Fig. 15. - Invasion of leguminous roots by bacteria.

a, cell from the epidermis of root of Pea with "infection thread" (zoogloea) pushing its way through the cell-walls. (After Prazmowski.)

b, free end of a root-hair of Pea; at the right are particles of earth and on the left a mass of bacteria. Inside the hair the bacteria are pushing their way up in a thin stream.

(From Fischer's Vorlesungen über Bakterien.)

Fig. 16. Bacteria in legume roots. Fig. 16.

a, root nodule of the lupin, nat. size. (From Woromv.)

b, longitudinal section through root and nodule.

g, fibro-vascular bundle.

w, bacterial tissue. (After Woromv.)

c, cell from bacterial tissues showing nucleus and protoplasm filled with bacteria.

d, bacteria from nodule of lupin, normal undegenerate form.

e and f, bacteroids from Vicia villosa and Lupinus albus. (After Morck.)

(From Fischer's Vorlesungen über Bakterien.)

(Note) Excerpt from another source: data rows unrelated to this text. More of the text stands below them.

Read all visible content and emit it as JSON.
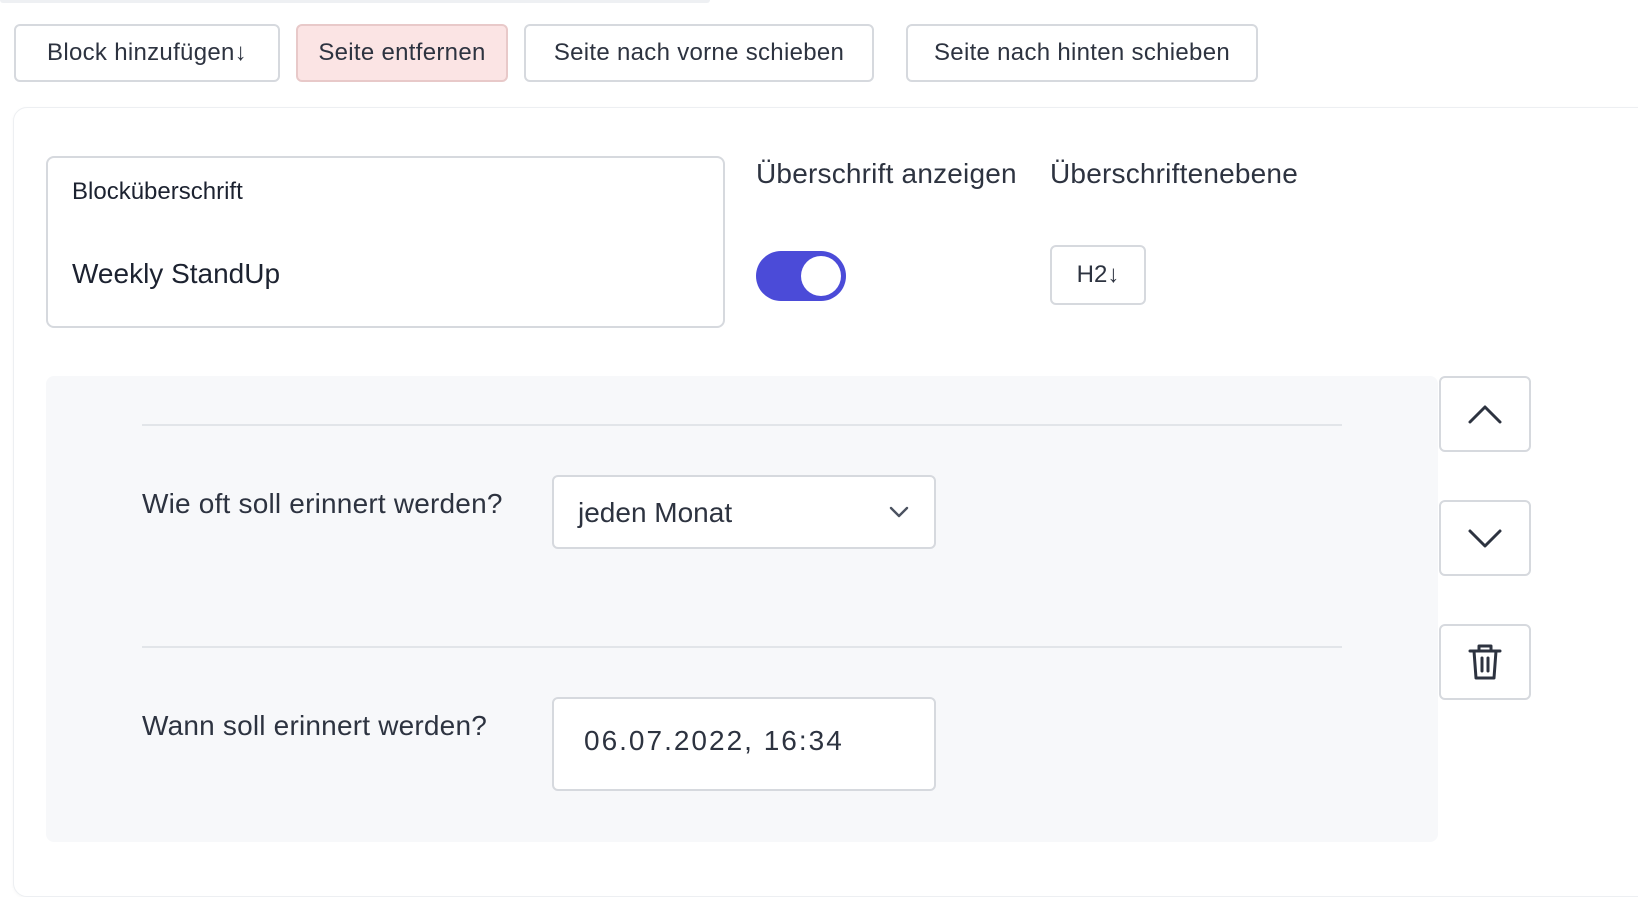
{
  "toolbar": {
    "add_block": "Block hinzufügen↓",
    "remove_page": "Seite entfernen",
    "move_forward": "Seite nach vorne schieben",
    "move_backward": "Seite nach hinten schieben"
  },
  "block": {
    "title_label": "Blocküberschrift",
    "title_value": "Weekly StandUp",
    "show_heading_label": "Überschrift anzeigen",
    "show_heading_on": true,
    "heading_level_label": "Überschriftenebene",
    "heading_level_value": "H2↓"
  },
  "reminder": {
    "frequency_label": "Wie oft soll erinnert werden?",
    "frequency_value": "jeden Monat",
    "datetime_label": "Wann soll erinnert werden?",
    "datetime_value": "06.07.2022, 16:34"
  },
  "icons": {
    "up": "chevron-up-icon",
    "down": "chevron-down-icon",
    "delete": "trash-icon",
    "select": "chevron-down-icon"
  },
  "colors": {
    "toggle_on": "#4b4bd8",
    "danger_bg": "#fbe4e4",
    "panel_bg": "#f7f8fa"
  }
}
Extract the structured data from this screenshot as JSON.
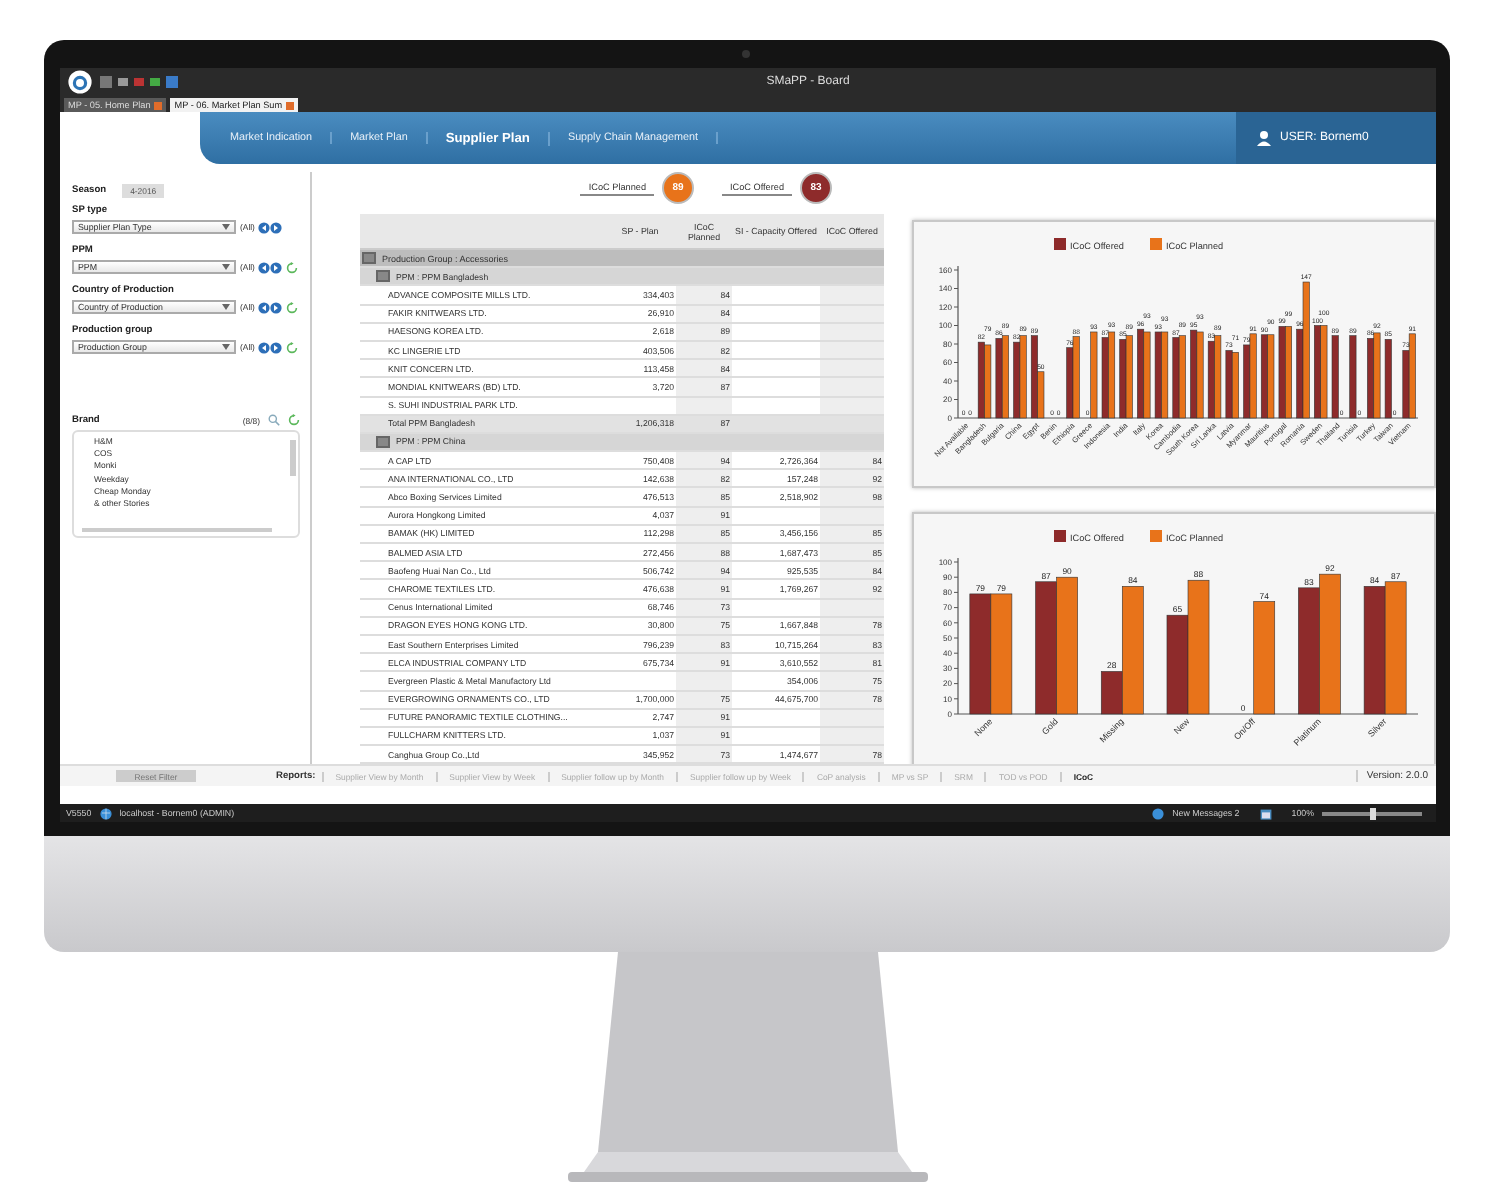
{
  "window": {
    "title": "SMaPP - Board"
  },
  "tabs": [
    {
      "label": "MP - 05. Home Plan",
      "selected": false
    },
    {
      "label": "MP - 06. Market Plan Sum",
      "selected": true
    }
  ],
  "nav": {
    "items": [
      {
        "label": "Market Indication",
        "selected": false
      },
      {
        "label": "Market Plan",
        "selected": false
      },
      {
        "label": "Supplier Plan",
        "selected": true
      },
      {
        "label": "Supply Chain Management",
        "selected": false
      }
    ],
    "user": "USER: Bornem0"
  },
  "filters": {
    "season": {
      "label": "Season",
      "value": "4-2016"
    },
    "fields": [
      {
        "label": "SP type",
        "value": "Supplier Plan Type",
        "all": "(All)",
        "refresh": false
      },
      {
        "label": "PPM",
        "value": "PPM",
        "all": "(All)",
        "refresh": true
      },
      {
        "label": "Country of Production",
        "value": "Country of Production",
        "all": "(All)",
        "refresh": true
      },
      {
        "label": "Production group",
        "value": "Production Group",
        "all": "(All)",
        "refresh": true
      }
    ],
    "brand": {
      "label": "Brand",
      "count": "(8/8)",
      "items": [
        "H&M",
        "COS",
        "Monki",
        "Weekday",
        "Cheap Monday",
        "& other Stories"
      ]
    }
  },
  "kpis": [
    {
      "label": "ICoC Planned",
      "value": "89",
      "color": "#e8731a"
    },
    {
      "label": "ICoC Offered",
      "value": "83",
      "color": "#8e2b2b"
    }
  ],
  "table": {
    "columns": [
      "SP - Plan",
      "ICoC Planned",
      "SI - Capacity Offered",
      "ICoC Offered"
    ],
    "rows": [
      {
        "kind": "group",
        "label": "Production Group : Accessories"
      },
      {
        "kind": "subgroup",
        "label": "PPM : PPM Bangladesh"
      },
      {
        "kind": "row",
        "cells": [
          "ADVANCE COMPOSITE MILLS LTD.",
          "334,403",
          "84",
          null,
          null
        ]
      },
      {
        "kind": "row",
        "cells": [
          "FAKIR KNITWEARS LTD.",
          "26,910",
          "84",
          null,
          null
        ]
      },
      {
        "kind": "row",
        "cells": [
          "HAESONG KOREA LTD.",
          "2,618",
          "89",
          null,
          null
        ]
      },
      {
        "kind": "row",
        "cells": [
          "KC LINGERIE LTD",
          "403,506",
          "82",
          null,
          null
        ]
      },
      {
        "kind": "row",
        "cells": [
          "KNIT CONCERN LTD.",
          "113,458",
          "84",
          null,
          null
        ]
      },
      {
        "kind": "row",
        "cells": [
          "MONDIAL KNITWEARS (BD) LTD.",
          "3,720",
          "87",
          null,
          null
        ]
      },
      {
        "kind": "row",
        "cells": [
          "S. SUHI INDUSTRIAL PARK LTD.",
          null,
          null,
          null,
          null
        ]
      },
      {
        "kind": "total",
        "cells": [
          "Total PPM Bangladesh",
          "1,206,318",
          "87",
          null,
          null
        ]
      },
      {
        "kind": "subgroup",
        "label": "PPM : PPM China"
      },
      {
        "kind": "row",
        "cells": [
          "A CAP LTD",
          "750,408",
          "94",
          "2,726,364",
          "84"
        ]
      },
      {
        "kind": "row",
        "cells": [
          "ANA INTERNATIONAL CO., LTD",
          "142,638",
          "82",
          "157,248",
          "92"
        ]
      },
      {
        "kind": "row",
        "cells": [
          "Abco Boxing Services Limited",
          "476,513",
          "85",
          "2,518,902",
          "98"
        ]
      },
      {
        "kind": "row",
        "cells": [
          "Aurora Hongkong Limited",
          "4,037",
          "91",
          null,
          null
        ]
      },
      {
        "kind": "row",
        "cells": [
          "BAMAK (HK) LIMITED",
          "112,298",
          "85",
          "3,456,156",
          "85"
        ]
      },
      {
        "kind": "row",
        "cells": [
          "BALMED ASIA LTD",
          "272,456",
          "88",
          "1,687,473",
          "85"
        ]
      },
      {
        "kind": "row",
        "cells": [
          "Baofeng Huai Nan Co., Ltd",
          "506,742",
          "94",
          "925,535",
          "84"
        ]
      },
      {
        "kind": "row",
        "cells": [
          "CHAROME TEXTILES LTD.",
          "476,638",
          "91",
          "1,769,267",
          "92"
        ]
      },
      {
        "kind": "row",
        "cells": [
          "Cenus International Limited",
          "68,746",
          "73",
          null,
          null
        ]
      },
      {
        "kind": "row",
        "cells": [
          "DRAGON EYES HONG KONG LTD.",
          "30,800",
          "75",
          "1,667,848",
          "78"
        ]
      },
      {
        "kind": "row",
        "cells": [
          "East Southern Enterprises Limited",
          "796,239",
          "83",
          "10,715,264",
          "83"
        ]
      },
      {
        "kind": "row",
        "cells": [
          "ELCA INDUSTRIAL COMPANY LTD",
          "675,734",
          "91",
          "3,610,552",
          "81"
        ]
      },
      {
        "kind": "row",
        "cells": [
          "Evergreen Plastic & Metal Manufactory Ltd",
          null,
          null,
          "354,006",
          "75"
        ]
      },
      {
        "kind": "row",
        "cells": [
          "EVERGROWING ORNAMENTS CO., LTD",
          "1,700,000",
          "75",
          "44,675,700",
          "78"
        ]
      },
      {
        "kind": "row",
        "cells": [
          "FUTURE PANORAMIC TEXTILE CLOTHING...",
          "2,747",
          "91",
          null,
          null
        ]
      },
      {
        "kind": "row",
        "cells": [
          "FULLCHARM KNITTERS LTD.",
          "1,037",
          "91",
          null,
          null
        ]
      },
      {
        "kind": "row",
        "cells": [
          "Canghua Group Co.,Ltd",
          "345,952",
          "73",
          "1,474,677",
          "78"
        ]
      }
    ]
  },
  "charts": [
    {
      "chart_data": {
        "type": "bar",
        "categories": [
          "Not Available",
          "Bangladesh",
          "Bulgaria",
          "China",
          "Egypt",
          "Benin",
          "Ethiopia",
          "Greece",
          "Indonesia",
          "India",
          "Italy",
          "Korea",
          "Cambodia",
          "South Korea",
          "Sri Lanka",
          "Latvia",
          "Myanmar",
          "Mauritius",
          "Portugal",
          "Romania",
          "Sweden",
          "Thailand",
          "Tunisia",
          "Turkey",
          "Taiwan",
          "Vietnam"
        ],
        "series": [
          {
            "name": "ICoC Offered",
            "color": "#8e2b2b",
            "values": [
              0,
              82,
              86,
              82,
              89,
              0,
              76,
              0,
              87,
              85,
              96,
              93,
              87,
              95,
              83,
              73,
              79,
              90,
              99,
              96,
              100,
              89,
              89,
              86,
              85,
              73
            ]
          },
          {
            "name": "ICoC Planned",
            "color": "#e8731a",
            "values": [
              0,
              79,
              89,
              89,
              50,
              0,
              88,
              93,
              93,
              89,
              93,
              93,
              89,
              93,
              89,
              71,
              91,
              90,
              99,
              147,
              100,
              0,
              0,
              92,
              0,
              91
            ]
          }
        ],
        "ylim": [
          0,
          160
        ],
        "yticks": [
          0,
          20,
          40,
          60,
          80,
          100,
          120,
          140,
          160
        ],
        "data_labels": true,
        "legend": "top"
      }
    },
    {
      "chart_data": {
        "type": "bar",
        "categories": [
          "None",
          "Gold",
          "Missing",
          "New",
          "On/Off",
          "Platinum",
          "Silver"
        ],
        "series": [
          {
            "name": "ICoC Offered",
            "color": "#8e2b2b",
            "values": [
              79,
              87,
              28,
              65,
              0,
              83,
              84
            ]
          },
          {
            "name": "ICoC Planned",
            "color": "#e8731a",
            "values": [
              79,
              90,
              84,
              88,
              74,
              92,
              87
            ]
          }
        ],
        "ylim": [
          0,
          100
        ],
        "yticks": [
          0,
          10,
          20,
          30,
          40,
          50,
          60,
          70,
          80,
          90,
          100
        ],
        "data_labels": true,
        "legend": "top"
      }
    }
  ],
  "reports": {
    "reset": "Reset Filter",
    "label": "Reports:",
    "items": [
      {
        "label": "Supplier View by Month",
        "selected": false
      },
      {
        "label": "Supplier View by Week",
        "selected": false
      },
      {
        "label": "Supplier follow up by Month",
        "selected": false
      },
      {
        "label": "Supplier follow up by Week",
        "selected": false
      },
      {
        "label": "CoP analysis",
        "selected": false
      },
      {
        "label": "MP vs SP",
        "selected": false
      },
      {
        "label": "SRM",
        "selected": false
      },
      {
        "label": "TOD vs POD",
        "selected": false
      },
      {
        "label": "ICoC",
        "selected": true
      }
    ],
    "version": "Version: 2.0.0"
  },
  "status_bar": {
    "build": "V5550",
    "server": "localhost - Bornem0 (ADMIN)",
    "messages": "New Messages 2",
    "zoom": "100%",
    "zoom_slider": {
      "level": 0.5
    }
  }
}
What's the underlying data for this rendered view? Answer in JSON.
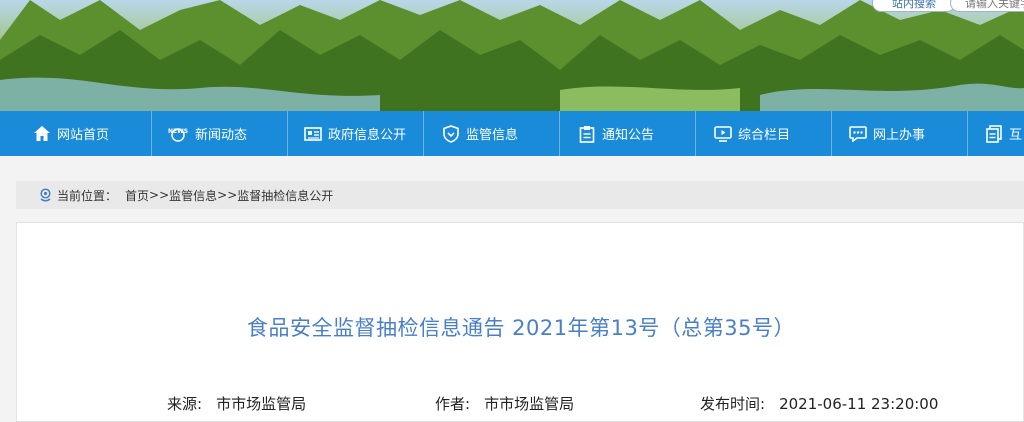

The work of recent investigators has made clear the whole process. In ordinary arable soil there exist motile rod-like bacteria, Bacterium radicicola. These enter the root-hairs of leguminous plants, and passing down the hair in the form of a long, slimy (zoogloea) thread, penetrate the tissues of the root. As a result the tissues become hypertrophied, producing the well-known nodule. In the cells of the nodule the bacteria multiply and develop, drawing material from their host. Many of the bacteria exhibit curious involution forms ("bacteroids"), which are finally broken down and their products absorbed by the plant. The nitrogen of the air is absorbed by the nodules, being built up into the bacterial cell and later handed on to the host-plant. It appears from the observations of Mazé that the bacterium can even absorb free nitrogen when grown in cultures outside the plant. We have here a very interesting case of symbiosis as mentioned above. The green plant, however, always keeps the upper hand, restricting the development of the bacteria to the nodules and later absorbing them for its own use.

It should be mentioned that different genera require different races of the bacterium for the production of nodules.

The important part that these bacteria play in agriculture led to the introduction in Germany of a commercial product (the so-called "nitragin") consisting of a pure culture of the bacteria, which is to be sprayed over the soil or applied to the seeds before sowing. This material was found at first to have a very uncertain effect, but later experiments in America, and the use of a modified preparation in England, under the direction of Professor Bottomley, have had successful results; it is possible that in the future a preparation of this sort will be widely used.

The apparent specialization of these bacteria to the leguminous plants has always been a very striking fact, for similar bacterial nodules are known only in two or three cases outside this particular group. However, Professor Bottomley announced at the meeting of the British Association for the Advancement of Science in 1907 that he had succeeded in breaking down this specialization and by a suitable treatment had caused bacteria from leguminous nodules to infect other plants such as cereals, tomato, rose, with a marked effect on their growth. If these results are confirmed and the treatment can be worked commercially, the importance to agriculture of the discovery cannot be overestimated; each plant will provide, like the bean and vetch, its own nitrogenous manure, and larger crops will be produced at a decreased cost.